> [INFORMATION GIVEN]:

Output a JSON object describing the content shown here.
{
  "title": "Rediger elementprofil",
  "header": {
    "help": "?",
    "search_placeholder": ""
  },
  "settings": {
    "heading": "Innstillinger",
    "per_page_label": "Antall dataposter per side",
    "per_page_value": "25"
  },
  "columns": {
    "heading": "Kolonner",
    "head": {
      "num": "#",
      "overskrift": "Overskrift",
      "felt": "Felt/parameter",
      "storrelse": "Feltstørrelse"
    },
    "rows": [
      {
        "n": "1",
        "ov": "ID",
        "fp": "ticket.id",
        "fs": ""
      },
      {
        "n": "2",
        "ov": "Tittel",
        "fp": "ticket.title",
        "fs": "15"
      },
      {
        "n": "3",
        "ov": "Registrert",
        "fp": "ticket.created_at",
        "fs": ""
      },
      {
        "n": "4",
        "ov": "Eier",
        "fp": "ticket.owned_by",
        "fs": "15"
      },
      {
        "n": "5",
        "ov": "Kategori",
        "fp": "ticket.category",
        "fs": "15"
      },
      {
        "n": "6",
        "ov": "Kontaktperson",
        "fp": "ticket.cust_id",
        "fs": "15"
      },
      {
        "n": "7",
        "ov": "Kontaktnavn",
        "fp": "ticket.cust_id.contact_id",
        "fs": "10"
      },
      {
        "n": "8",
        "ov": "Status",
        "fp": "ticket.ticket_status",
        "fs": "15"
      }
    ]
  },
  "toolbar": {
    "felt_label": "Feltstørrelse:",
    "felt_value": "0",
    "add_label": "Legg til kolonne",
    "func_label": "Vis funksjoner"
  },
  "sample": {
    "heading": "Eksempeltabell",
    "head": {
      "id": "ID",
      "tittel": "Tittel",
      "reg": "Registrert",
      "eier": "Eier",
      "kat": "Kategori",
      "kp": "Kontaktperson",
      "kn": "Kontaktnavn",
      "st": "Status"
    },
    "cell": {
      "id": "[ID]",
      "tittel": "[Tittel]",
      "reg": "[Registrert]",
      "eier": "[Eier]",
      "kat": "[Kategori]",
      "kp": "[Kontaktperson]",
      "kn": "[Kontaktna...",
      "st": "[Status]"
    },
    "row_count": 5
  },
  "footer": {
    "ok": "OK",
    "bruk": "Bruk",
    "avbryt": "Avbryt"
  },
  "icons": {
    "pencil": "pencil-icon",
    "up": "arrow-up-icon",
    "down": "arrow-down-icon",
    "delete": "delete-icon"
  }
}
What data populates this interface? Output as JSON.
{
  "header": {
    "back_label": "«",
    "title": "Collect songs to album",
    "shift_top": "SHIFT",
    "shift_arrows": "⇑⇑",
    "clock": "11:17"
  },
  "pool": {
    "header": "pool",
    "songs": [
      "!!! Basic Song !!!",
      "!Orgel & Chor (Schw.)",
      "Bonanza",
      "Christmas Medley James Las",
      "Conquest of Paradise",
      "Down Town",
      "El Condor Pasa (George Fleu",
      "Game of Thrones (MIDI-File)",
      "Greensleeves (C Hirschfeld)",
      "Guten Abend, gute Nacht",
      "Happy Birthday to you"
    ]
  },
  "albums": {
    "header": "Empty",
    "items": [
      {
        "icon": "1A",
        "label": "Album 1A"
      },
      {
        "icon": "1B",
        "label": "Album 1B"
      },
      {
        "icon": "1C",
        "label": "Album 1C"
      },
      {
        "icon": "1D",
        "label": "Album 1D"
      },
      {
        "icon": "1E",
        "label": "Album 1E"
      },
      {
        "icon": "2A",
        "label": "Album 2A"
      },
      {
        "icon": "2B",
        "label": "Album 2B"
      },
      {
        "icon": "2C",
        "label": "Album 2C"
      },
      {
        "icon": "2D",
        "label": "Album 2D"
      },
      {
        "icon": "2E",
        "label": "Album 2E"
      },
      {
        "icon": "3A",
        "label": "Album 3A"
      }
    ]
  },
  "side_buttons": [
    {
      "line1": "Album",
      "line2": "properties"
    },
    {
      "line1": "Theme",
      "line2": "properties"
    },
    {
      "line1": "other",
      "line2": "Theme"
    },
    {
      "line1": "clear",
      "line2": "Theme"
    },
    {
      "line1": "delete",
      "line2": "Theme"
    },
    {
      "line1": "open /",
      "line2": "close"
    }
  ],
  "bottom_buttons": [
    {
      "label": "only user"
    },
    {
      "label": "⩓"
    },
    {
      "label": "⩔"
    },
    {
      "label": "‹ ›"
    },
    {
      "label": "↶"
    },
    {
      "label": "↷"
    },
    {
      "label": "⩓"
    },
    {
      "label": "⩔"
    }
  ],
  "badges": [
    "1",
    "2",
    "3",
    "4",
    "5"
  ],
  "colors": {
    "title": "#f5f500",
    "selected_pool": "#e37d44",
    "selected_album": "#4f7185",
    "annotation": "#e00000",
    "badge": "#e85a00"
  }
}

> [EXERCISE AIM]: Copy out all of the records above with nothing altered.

> [REPLY TO THE TASK]:
Output a JSON object describing the content shown here.
{
  "title": "Rediger elementprofil",
  "header": {
    "help": "?",
    "search_placeholder": ""
  },
  "settings": {
    "heading": "Innstillinger",
    "per_page_label": "Antall dataposter per side",
    "per_page_value": "25"
  },
  "columns": {
    "heading": "Kolonner",
    "head": {
      "num": "#",
      "overskrift": "Overskrift",
      "felt": "Felt/parameter",
      "storrelse": "Feltstørrelse"
    },
    "rows": [
      {
        "n": "1",
        "ov": "ID",
        "fp": "ticket.id",
        "fs": ""
      },
      {
        "n": "2",
        "ov": "Tittel",
        "fp": "ticket.title",
        "fs": "15"
      },
      {
        "n": "3",
        "ov": "Registrert",
        "fp": "ticket.created_at",
        "fs": ""
      },
      {
        "n": "4",
        "ov": "Eier",
        "fp": "ticket.owned_by",
        "fs": "15"
      },
      {
        "n": "5",
        "ov": "Kategori",
        "fp": "ticket.category",
        "fs": "15"
      },
      {
        "n": "6",
        "ov": "Kontaktperson",
        "fp": "ticket.cust_id",
        "fs": "15"
      },
      {
        "n": "7",
        "ov": "Kontaktnavn",
        "fp": "ticket.cust_id.contact_id",
        "fs": "10"
      },
      {
        "n": "8",
        "ov": "Status",
        "fp": "ticket.ticket_status",
        "fs": "15"
      }
    ]
  },
  "toolbar": {
    "felt_label": "Feltstørrelse:",
    "felt_value": "0",
    "add_label": "Legg til kolonne",
    "func_label": "Vis funksjoner"
  },
  "sample": {
    "heading": "Eksempeltabell",
    "head": {
      "id": "ID",
      "tittel": "Tittel",
      "reg": "Registrert",
      "eier": "Eier",
      "kat": "Kategori",
      "kp": "Kontaktperson",
      "kn": "Kontaktnavn",
      "st": "Status"
    },
    "cell": {
      "id": "[ID]",
      "tittel": "[Tittel]",
      "reg": "[Registrert]",
      "eier": "[Eier]",
      "kat": "[Kategori]",
      "kp": "[Kontaktperson]",
      "kn": "[Kontaktna...",
      "st": "[Status]"
    },
    "row_count": 5
  },
  "footer": {
    "ok": "OK",
    "bruk": "Bruk",
    "avbryt": "Avbryt"
  },
  "icons": {
    "pencil": "pencil-icon",
    "up": "arrow-up-icon",
    "down": "arrow-down-icon",
    "delete": "delete-icon"
  }
}
What data populates this interface? Output as JSON.
{
  "header": {
    "back_label": "«",
    "title": "Collect songs to album",
    "shift_top": "SHIFT",
    "shift_arrows": "⇑⇑",
    "clock": "11:17"
  },
  "pool": {
    "header": "pool",
    "songs": [
      "!!! Basic Song !!!",
      "!Orgel & Chor (Schw.)",
      "Bonanza",
      "Christmas Medley James Las",
      "Conquest of Paradise",
      "Down Town",
      "El Condor Pasa (George Fleu",
      "Game of Thrones (MIDI-File)",
      "Greensleeves (C Hirschfeld)",
      "Guten Abend, gute Nacht",
      "Happy Birthday to you"
    ]
  },
  "albums": {
    "header": "Empty",
    "items": [
      {
        "icon": "1A",
        "label": "Album 1A"
      },
      {
        "icon": "1B",
        "label": "Album 1B"
      },
      {
        "icon": "1C",
        "label": "Album 1C"
      },
      {
        "icon": "1D",
        "label": "Album 1D"
      },
      {
        "icon": "1E",
        "label": "Album 1E"
      },
      {
        "icon": "2A",
        "label": "Album 2A"
      },
      {
        "icon": "2B",
        "label": "Album 2B"
      },
      {
        "icon": "2C",
        "label": "Album 2C"
      },
      {
        "icon": "2D",
        "label": "Album 2D"
      },
      {
        "icon": "2E",
        "label": "Album 2E"
      },
      {
        "icon": "3A",
        "label": "Album 3A"
      }
    ]
  },
  "side_buttons": [
    {
      "line1": "Album",
      "line2": "properties"
    },
    {
      "line1": "Theme",
      "line2": "properties"
    },
    {
      "line1": "other",
      "line2": "Theme"
    },
    {
      "line1": "clear",
      "line2": "Theme"
    },
    {
      "line1": "delete",
      "line2": "Theme"
    },
    {
      "line1": "open /",
      "line2": "close"
    }
  ],
  "bottom_buttons": [
    {
      "label": "only user"
    },
    {
      "label": "⩓"
    },
    {
      "label": "⩔"
    },
    {
      "label": "‹ ›"
    },
    {
      "label": "↶"
    },
    {
      "label": "↷"
    },
    {
      "label": "⩓"
    },
    {
      "label": "⩔"
    }
  ],
  "badges": [
    "1",
    "2",
    "3",
    "4",
    "5"
  ],
  "colors": {
    "title": "#f5f500",
    "selected_pool": "#e37d44",
    "selected_album": "#4f7185",
    "annotation": "#e00000",
    "badge": "#e85a00"
  }
}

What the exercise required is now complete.